MyPyramid logoWhile an abundance of nutrition information is available online and from the popular press, it's important to base diet and exercise choices on science-based information provided by authoritative sources. A one-size-fits-all approach does not answer the question many consumers have been asking, which is: "How will this work for me?"

Addressing these and other concerns, USDA Secretary Mike Johanns announced last week a new approach to the implementation of science-based healthy eating information. This is the personalization of the USDA food guidance system, MyPyramid, now found on the World Wide Web at MyPyramid.gov (http://mypryamid.gov/).

MyPyramid is the new symbol and interactive food guidance system that incorporates recommendations from the 2005 USDA Dietary Guidelines for Americans, which was released in January. These science-based guidelines emphasize whole grains; deep green and orange vegetables; fresh, frozen or canned fruits; low-fat or fat-free milk products; lean meats and poultry, and more fish, beans, nuts and seeds; and the moderate use of oils.

MyPyramid builds on and replaces the familiar USDA Food Guide Pyramid introduced in 1992. The new pyramid depicts a person climbing steps to undercore the importance of exercise. It also underscores a new slogan, "Steps to a Healthier You," which encourages gradual improvements daily.

While MyPyramid communicates the need to stay physically active and to balance what we eat accordingly-it also goes several steps beyond. MyPyramid.gov contains interactive activities that make it easy for individuals to key in their age, gender and physical activity level so that they can get a more personalized recommendation on their daily calorie level. It also provides useful tips on how to implement a personal plan for healthy eating.

All of this is captured in the new MyPyramid logo. The logo depicts the major food groups as different colored bands (orange for grains; green for vegetables, red for fruits, blue for milk products; purple for the meat and bean group; yellow for oils) running up the front of the pyramid. The different sizes of the bands show the proportion that should be eaten from each food group. Again, the steps running up the side of the pyramid remind us to stay physically active each day.

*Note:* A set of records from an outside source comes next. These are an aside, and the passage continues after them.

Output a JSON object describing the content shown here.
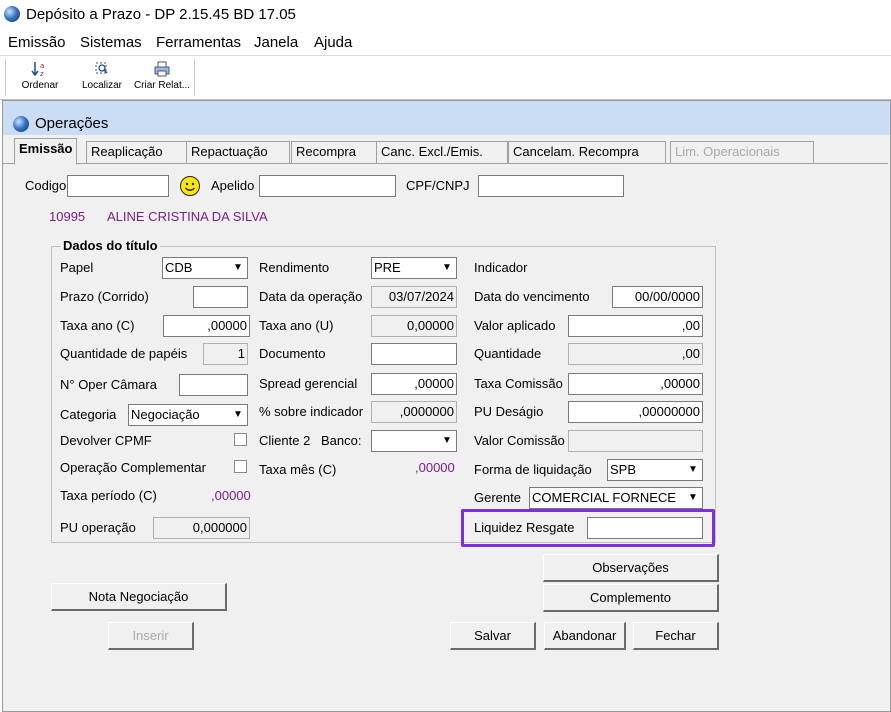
{
  "app": {
    "title": "Depósito a Prazo -  DP 2.15.45 BD 17.05"
  },
  "menu": [
    "Emissão",
    "Sistemas",
    "Ferramentas",
    "Janela",
    "Ajuda"
  ],
  "toolbar": {
    "ordenar": "Ordenar",
    "localizar": "Localizar",
    "criar": "Criar Relat..."
  },
  "window": {
    "title": "Operações"
  },
  "tabs": [
    "Emissão",
    "Reaplicação",
    "Repactuação",
    "Recompra",
    "Canc. Excl./Emis.",
    "Cancelam. Recompra",
    "Lim. Operacionais"
  ],
  "header": {
    "codigo_label": "Codigo",
    "codigo_value": "",
    "apelido_label": "Apelido",
    "apelido_value": "",
    "cpf_label": "CPF/CNPJ",
    "cpf_value": "",
    "client_code": "10995",
    "client_name": "ALINE CRISTINA DA SILVA"
  },
  "group": {
    "title": "Dados do título",
    "papel_label": "Papel",
    "papel_value": "CDB",
    "prazo_label": "Prazo (Corrido)",
    "prazo_value": "",
    "taxa_c_label": "Taxa ano (C)",
    "taxa_c_value": ",00000",
    "qtd_papeis_label": "Quantidade de papéis",
    "qtd_papeis_value": "1",
    "oper_camara_label": "N° Oper Câmara",
    "oper_camara_value": "",
    "categoria_label": "Categoria",
    "categoria_value": "Negociação",
    "cpmf_label": "Devolver CPMF",
    "complementar_label": "Operação Complementar",
    "taxa_periodo_label": "Taxa período (C)",
    "taxa_periodo_value": ",00000",
    "pu_operacao_label": "PU operação",
    "pu_operacao_value": "0,000000",
    "rendimento_label": "Rendimento",
    "rendimento_value": "PRE",
    "data_oper_label": "Data da operação",
    "data_oper_value": "03/07/2024",
    "taxa_u_label": "Taxa ano (U)",
    "taxa_u_value": "0,00000",
    "documento_label": "Documento",
    "documento_value": "",
    "spread_label": "Spread gerencial",
    "spread_value": ",00000",
    "pct_indicador_label": "% sobre indicador",
    "pct_indicador_value": ",0000000",
    "cliente2_label": "Cliente 2",
    "banco_label": "Banco:",
    "banco_value": "",
    "taxa_mes_label": "Taxa mês (C)",
    "taxa_mes_value": ",00000",
    "indicador_label": "Indicador",
    "vencimento_label": "Data do vencimento",
    "vencimento_value": "00/00/0000",
    "valor_aplicado_label": "Valor aplicado",
    "valor_aplicado_value": ",00",
    "quantidade_label": "Quantidade",
    "quantidade_value": ",00",
    "taxa_comissao_label": "Taxa Comissão",
    "taxa_comissao_value": ",00000",
    "pu_desagio_label": "PU Deságio",
    "pu_desagio_value": ",00000000",
    "valor_comissao_label": "Valor Comissão",
    "valor_comissao_value": "",
    "forma_liq_label": "Forma de liquidação",
    "forma_liq_value": "SPB",
    "gerente_label": "Gerente",
    "gerente_value": "COMERCIAL FORNECE",
    "liquidez_label": "Liquidez Resgate",
    "liquidez_value": ""
  },
  "buttons": {
    "observacoes": "Observações",
    "complemento": "Complemento",
    "nota": "Nota Negociação",
    "inserir": "Inserir",
    "salvar": "Salvar",
    "abandonar": "Abandonar",
    "fechar": "Fechar"
  },
  "colors": {
    "highlight": "#7b2fe0",
    "client_text": "#7a1f86",
    "window_title_bg": "#cbdcf5"
  },
  "icons": [
    "app-logo-icon",
    "sort-az-icon",
    "find-icon",
    "print-report-icon",
    "smiley-search-icon",
    "dropdown-arrow-icon"
  ]
}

But MyPyramid is more than a new logo. It is a portal for information that you can use. The website helps you to develop a personal healthy eating plan (MyPyramid Plan)-an estimate of what and how much food you should eat from the different food groups by entering your age, gender, and activity level. And it provides an online dietary and physical assessment tool (MyPyramid Tracker) which provides more detailed feedback on your diet quality and physical activity status based on the data that you key in. It also provides the full report of the new Dietary Guidelines for Americans, tips for implementing individual MyPyramid plans, and an animated tour of the MyPyramid concept.

If you haven't done so already - the day it was announced the website had some 50 million hits - I'd invite you to visit MyPyramid.gov and check this out yourself. I did and found its message clear and useful. When you do, remember that it is based on science most of which has been conducted by USDA's six human nutrition research centers, including ours in Grand Forks.


Last Modified: 10/23/2006